**TASK STATEMENT:** Check every line of the entries below for "работы", and copy the lines that have it.

**AVAILABLE RECORDS:**

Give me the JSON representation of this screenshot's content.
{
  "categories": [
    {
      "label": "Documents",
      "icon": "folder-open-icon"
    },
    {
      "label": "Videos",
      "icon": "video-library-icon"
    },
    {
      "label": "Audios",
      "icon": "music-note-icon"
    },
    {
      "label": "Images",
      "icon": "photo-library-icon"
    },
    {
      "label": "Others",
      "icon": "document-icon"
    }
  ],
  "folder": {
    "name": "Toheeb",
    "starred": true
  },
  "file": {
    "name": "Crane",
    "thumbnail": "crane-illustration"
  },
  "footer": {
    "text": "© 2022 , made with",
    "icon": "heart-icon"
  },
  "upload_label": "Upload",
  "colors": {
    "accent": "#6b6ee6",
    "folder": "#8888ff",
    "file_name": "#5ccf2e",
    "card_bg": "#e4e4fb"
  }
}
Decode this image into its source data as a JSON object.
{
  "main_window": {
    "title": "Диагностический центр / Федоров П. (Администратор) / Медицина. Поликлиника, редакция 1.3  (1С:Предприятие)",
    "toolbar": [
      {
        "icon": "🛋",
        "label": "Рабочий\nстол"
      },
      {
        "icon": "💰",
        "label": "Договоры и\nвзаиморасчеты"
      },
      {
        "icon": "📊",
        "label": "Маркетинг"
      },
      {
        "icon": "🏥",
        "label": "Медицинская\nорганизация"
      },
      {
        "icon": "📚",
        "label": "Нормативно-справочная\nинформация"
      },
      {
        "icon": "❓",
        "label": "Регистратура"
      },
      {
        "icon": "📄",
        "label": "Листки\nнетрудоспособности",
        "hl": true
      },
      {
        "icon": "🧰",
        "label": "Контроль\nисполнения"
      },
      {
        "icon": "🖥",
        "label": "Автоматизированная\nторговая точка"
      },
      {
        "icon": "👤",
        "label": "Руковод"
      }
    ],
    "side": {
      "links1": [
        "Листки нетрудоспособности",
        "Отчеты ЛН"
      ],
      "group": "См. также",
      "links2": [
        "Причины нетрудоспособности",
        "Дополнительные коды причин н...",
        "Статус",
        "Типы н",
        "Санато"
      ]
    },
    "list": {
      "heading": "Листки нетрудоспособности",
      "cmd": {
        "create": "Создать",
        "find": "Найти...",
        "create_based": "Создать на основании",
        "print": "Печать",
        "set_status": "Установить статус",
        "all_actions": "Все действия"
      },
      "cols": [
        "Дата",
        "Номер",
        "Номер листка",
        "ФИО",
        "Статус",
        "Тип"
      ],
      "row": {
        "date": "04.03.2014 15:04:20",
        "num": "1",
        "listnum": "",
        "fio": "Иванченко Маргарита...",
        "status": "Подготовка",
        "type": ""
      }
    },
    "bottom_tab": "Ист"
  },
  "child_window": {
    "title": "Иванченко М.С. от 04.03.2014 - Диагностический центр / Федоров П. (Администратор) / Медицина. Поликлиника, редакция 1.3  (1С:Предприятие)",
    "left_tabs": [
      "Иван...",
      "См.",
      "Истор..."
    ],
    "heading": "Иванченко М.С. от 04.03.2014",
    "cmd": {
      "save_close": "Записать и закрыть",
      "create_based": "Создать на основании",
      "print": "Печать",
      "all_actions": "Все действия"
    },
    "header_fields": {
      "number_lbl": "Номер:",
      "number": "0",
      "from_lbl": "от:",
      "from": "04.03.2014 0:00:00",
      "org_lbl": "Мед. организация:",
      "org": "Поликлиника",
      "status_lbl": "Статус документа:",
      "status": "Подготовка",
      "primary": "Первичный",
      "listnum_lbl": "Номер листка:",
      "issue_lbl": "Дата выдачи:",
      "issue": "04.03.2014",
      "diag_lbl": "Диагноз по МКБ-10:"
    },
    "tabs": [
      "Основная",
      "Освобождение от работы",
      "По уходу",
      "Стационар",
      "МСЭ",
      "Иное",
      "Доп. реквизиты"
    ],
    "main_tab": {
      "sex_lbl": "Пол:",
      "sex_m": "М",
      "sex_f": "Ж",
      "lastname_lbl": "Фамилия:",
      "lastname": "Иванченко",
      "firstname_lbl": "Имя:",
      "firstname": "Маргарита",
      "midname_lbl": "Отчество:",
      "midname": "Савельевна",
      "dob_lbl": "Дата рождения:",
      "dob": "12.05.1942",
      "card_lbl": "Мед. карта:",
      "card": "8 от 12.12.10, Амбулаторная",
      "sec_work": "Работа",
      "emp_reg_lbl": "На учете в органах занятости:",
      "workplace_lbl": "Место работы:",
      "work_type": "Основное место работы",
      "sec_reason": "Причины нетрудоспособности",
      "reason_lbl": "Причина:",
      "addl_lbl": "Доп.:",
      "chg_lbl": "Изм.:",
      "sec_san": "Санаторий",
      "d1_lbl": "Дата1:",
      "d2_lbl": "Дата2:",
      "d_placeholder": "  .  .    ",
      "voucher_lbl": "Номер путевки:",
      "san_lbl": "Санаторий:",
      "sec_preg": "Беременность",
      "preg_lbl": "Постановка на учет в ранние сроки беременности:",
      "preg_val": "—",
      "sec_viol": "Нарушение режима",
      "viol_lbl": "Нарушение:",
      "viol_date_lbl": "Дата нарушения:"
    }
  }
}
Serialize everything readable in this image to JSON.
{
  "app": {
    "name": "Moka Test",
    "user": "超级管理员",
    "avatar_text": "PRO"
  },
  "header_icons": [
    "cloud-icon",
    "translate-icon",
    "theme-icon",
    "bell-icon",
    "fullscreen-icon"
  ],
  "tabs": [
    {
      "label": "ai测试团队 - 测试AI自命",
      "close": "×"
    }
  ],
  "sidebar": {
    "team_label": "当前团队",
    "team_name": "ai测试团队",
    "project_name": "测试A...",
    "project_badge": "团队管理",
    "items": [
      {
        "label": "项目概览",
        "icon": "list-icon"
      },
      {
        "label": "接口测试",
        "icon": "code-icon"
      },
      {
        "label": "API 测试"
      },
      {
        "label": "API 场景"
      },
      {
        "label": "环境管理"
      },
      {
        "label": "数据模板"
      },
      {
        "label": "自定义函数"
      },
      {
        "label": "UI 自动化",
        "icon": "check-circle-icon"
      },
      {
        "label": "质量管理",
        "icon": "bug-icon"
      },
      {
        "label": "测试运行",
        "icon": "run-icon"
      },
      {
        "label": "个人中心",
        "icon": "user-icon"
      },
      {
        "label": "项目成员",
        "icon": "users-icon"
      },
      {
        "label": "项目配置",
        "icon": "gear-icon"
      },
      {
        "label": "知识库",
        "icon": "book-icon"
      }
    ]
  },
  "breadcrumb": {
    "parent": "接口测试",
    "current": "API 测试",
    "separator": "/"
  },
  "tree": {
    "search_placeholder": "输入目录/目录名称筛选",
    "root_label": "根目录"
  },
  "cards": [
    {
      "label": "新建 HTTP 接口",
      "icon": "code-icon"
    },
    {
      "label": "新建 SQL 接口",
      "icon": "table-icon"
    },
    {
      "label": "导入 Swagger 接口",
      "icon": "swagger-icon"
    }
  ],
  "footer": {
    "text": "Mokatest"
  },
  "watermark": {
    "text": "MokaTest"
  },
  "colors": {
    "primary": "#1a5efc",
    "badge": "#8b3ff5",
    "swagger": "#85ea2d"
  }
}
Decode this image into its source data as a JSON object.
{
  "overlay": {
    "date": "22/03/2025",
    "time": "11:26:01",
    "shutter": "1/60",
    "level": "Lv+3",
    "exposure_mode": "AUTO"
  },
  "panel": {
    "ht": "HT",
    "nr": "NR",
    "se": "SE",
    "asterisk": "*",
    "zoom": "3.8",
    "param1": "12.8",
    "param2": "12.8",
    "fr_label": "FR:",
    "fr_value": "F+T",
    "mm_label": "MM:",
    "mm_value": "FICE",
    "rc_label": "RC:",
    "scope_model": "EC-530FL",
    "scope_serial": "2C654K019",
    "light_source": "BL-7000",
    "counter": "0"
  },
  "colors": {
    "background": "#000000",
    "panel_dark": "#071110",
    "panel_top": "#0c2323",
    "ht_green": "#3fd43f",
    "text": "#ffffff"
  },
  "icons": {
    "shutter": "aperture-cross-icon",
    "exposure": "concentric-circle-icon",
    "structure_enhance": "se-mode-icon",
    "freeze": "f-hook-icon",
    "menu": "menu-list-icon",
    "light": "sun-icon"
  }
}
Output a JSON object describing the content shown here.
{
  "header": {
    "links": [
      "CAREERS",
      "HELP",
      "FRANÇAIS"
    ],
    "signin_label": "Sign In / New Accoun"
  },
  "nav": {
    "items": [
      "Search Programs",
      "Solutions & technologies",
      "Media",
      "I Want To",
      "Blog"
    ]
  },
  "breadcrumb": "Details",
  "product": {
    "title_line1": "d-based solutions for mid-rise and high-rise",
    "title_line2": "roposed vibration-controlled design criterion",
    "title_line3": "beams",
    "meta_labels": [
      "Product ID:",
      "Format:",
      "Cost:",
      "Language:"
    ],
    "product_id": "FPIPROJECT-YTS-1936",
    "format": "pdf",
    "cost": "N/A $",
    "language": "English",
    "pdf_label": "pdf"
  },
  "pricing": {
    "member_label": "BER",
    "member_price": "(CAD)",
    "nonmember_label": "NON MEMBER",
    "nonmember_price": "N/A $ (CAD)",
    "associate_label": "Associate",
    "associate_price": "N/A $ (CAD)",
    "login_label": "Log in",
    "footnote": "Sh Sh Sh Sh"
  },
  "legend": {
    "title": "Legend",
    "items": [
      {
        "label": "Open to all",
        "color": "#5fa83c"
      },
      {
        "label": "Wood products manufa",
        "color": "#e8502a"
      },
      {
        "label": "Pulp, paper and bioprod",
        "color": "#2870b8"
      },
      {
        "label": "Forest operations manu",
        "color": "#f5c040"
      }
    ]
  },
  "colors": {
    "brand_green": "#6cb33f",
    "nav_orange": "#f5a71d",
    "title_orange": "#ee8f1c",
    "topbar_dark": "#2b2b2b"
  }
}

**ANSWER BOX:**
      "Освобождение от работы",
      "workplace_lbl": "Место работы:",
      "work_type": "Основное место работы",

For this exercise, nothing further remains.